The teacher’s sentiments were supported by information which Nyasa Times discovered at Chikonde Community Day Secondary School where over 15 beneficiaries of the facility dropped out of school due to early pregnancies within a space of two terms.
“The problem is that girls take the support they get from the organization for granted. Instead of making good use of it, by working hard in class to impress the donor, they start boasting and exhibit strange behaviours.
“We also have cases whereby the girls become disobedient to their parents once they start getting support from the organization. As a result they don’t proceed with school because discipline matters in every endeavour,” said Atupele Khembo who is a mentor at Chikonde CDSS.
On how best the district can overcome the disastrous academic situation facing the district, Kondowe suggests that the solution lies at Kamuzu Palace arguing the district is being victimized by lack of political will.
“The situation of Neno education wise calls for special attention to mitigate the challenges. The situation in the district requires proper political attention by our leaders to ensure that the district is provided with facilities and services befitting the district. Government needs to allocate at least one conventional boarding secondary school for the district.
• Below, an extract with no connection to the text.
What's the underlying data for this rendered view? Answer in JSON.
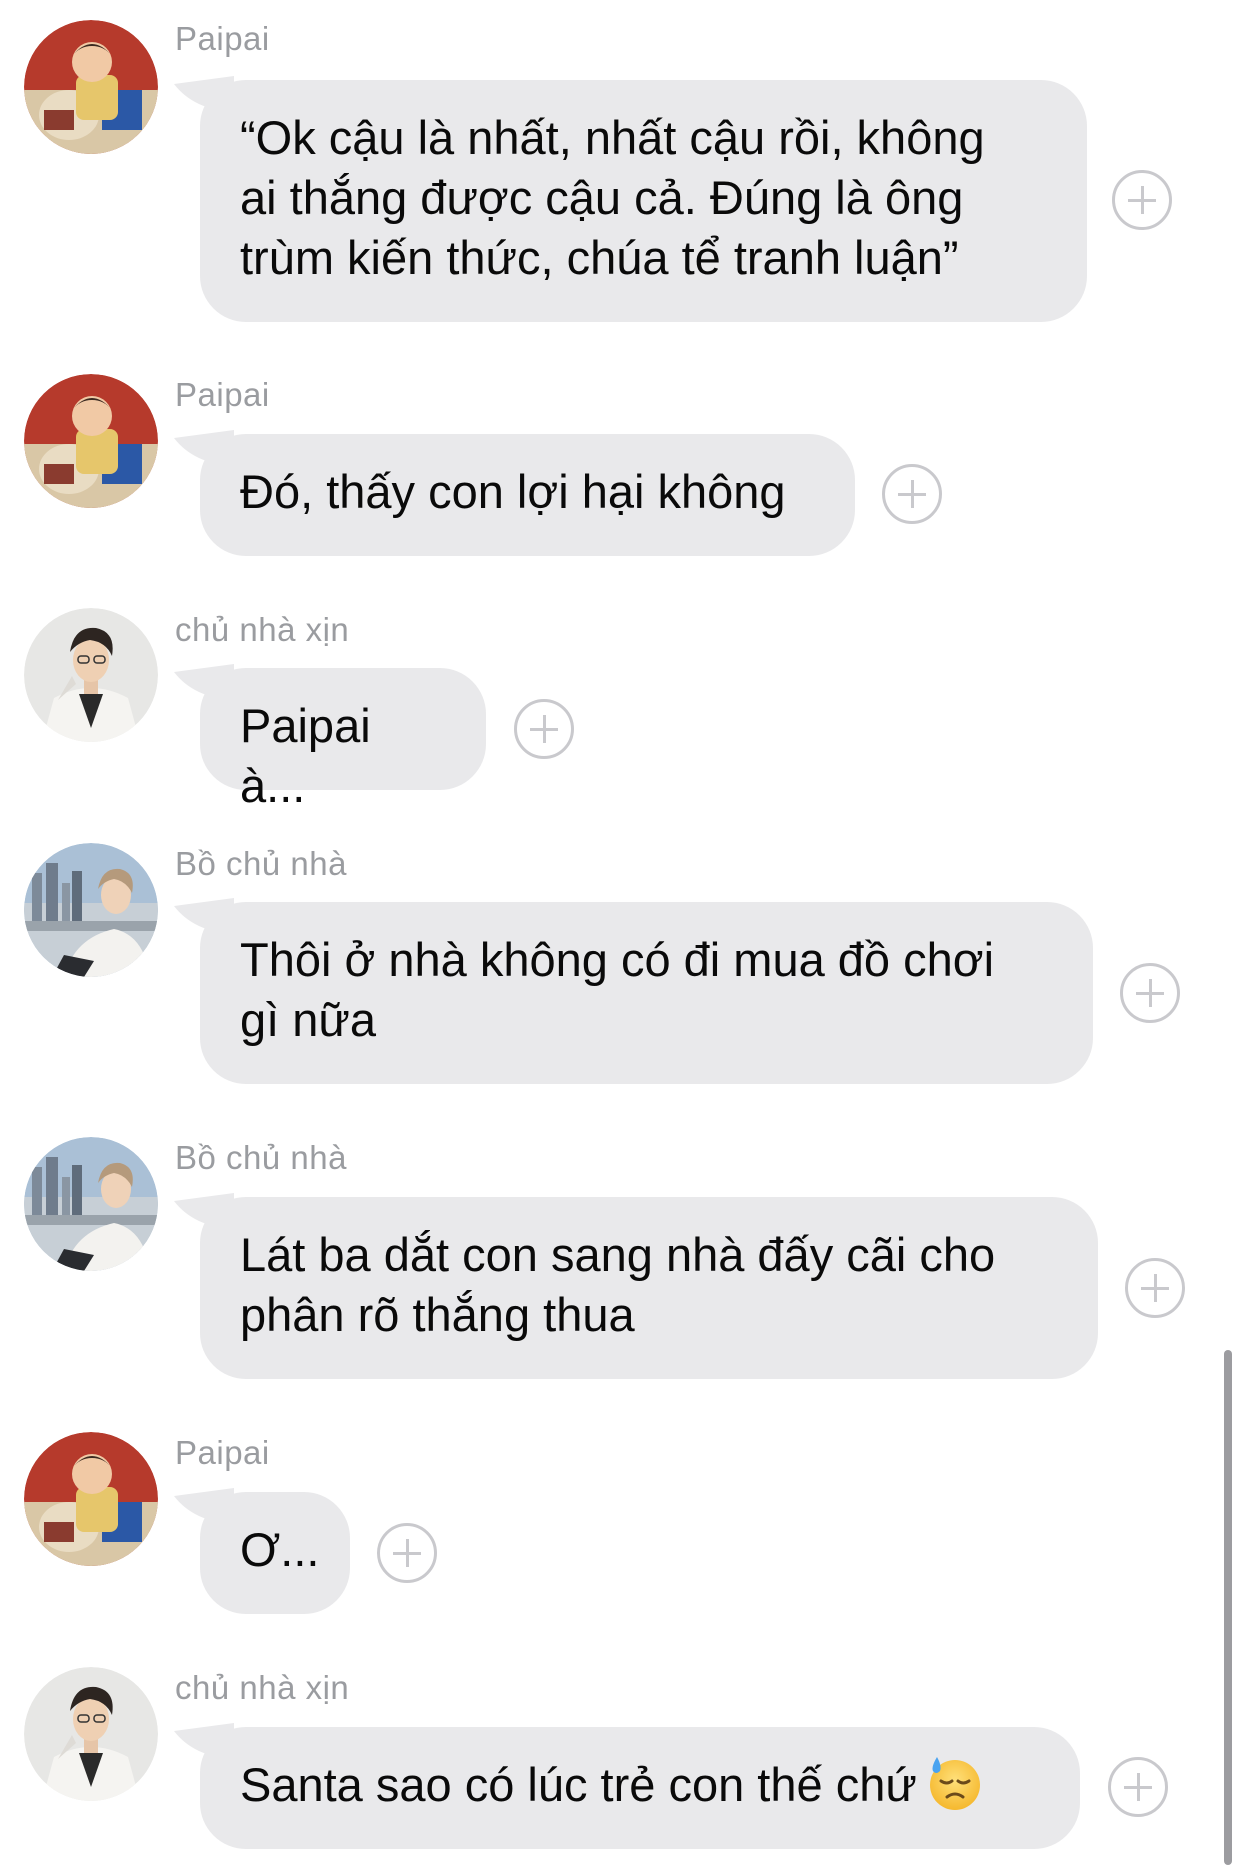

“It is unacceptable that Neno should be the only district without such a provision yet government allocated another boarding secondary school to Chiradzulu district despite already having one just like other districts.
“There is also need to look at social factors that impede progress in education such as social cultural and economic challenges, and step up effort to address them. Government has to resource the schools right from primary to secondary and ensure that qualified teachers are deployed in the district,” Kondowe suggested.
He also said that government should complement NGOs’ efforts to sensitize the communities to support education.
“Government needs to work with NGOs to mobilize the communities to support education. Considering that resources are sometimes scarce, Government needs to encourage the private sector to support the district. In order to show its commitment, government needs to mobilize the political support for the district in order to address some of the education challenges that the district is faced with. The current secondary education provision for the district through only CDSS is not conducive for a girl child,” he said.
Neno is the only district without a boarding secondary school. The situation poses a challenge for girls and even boys as they travel long distances to access education. Other girls opt for self boarding, a thing which has led to some of them indulging in sexual behaviours to make ends meet which result in teenage pregnancies, early marriages and an increase in poverty level.
Statistics show that 50 girls dropped out of school in 2013 due to teenage pregnancies and early marriages.Follow and Subscribe Nyasa TV :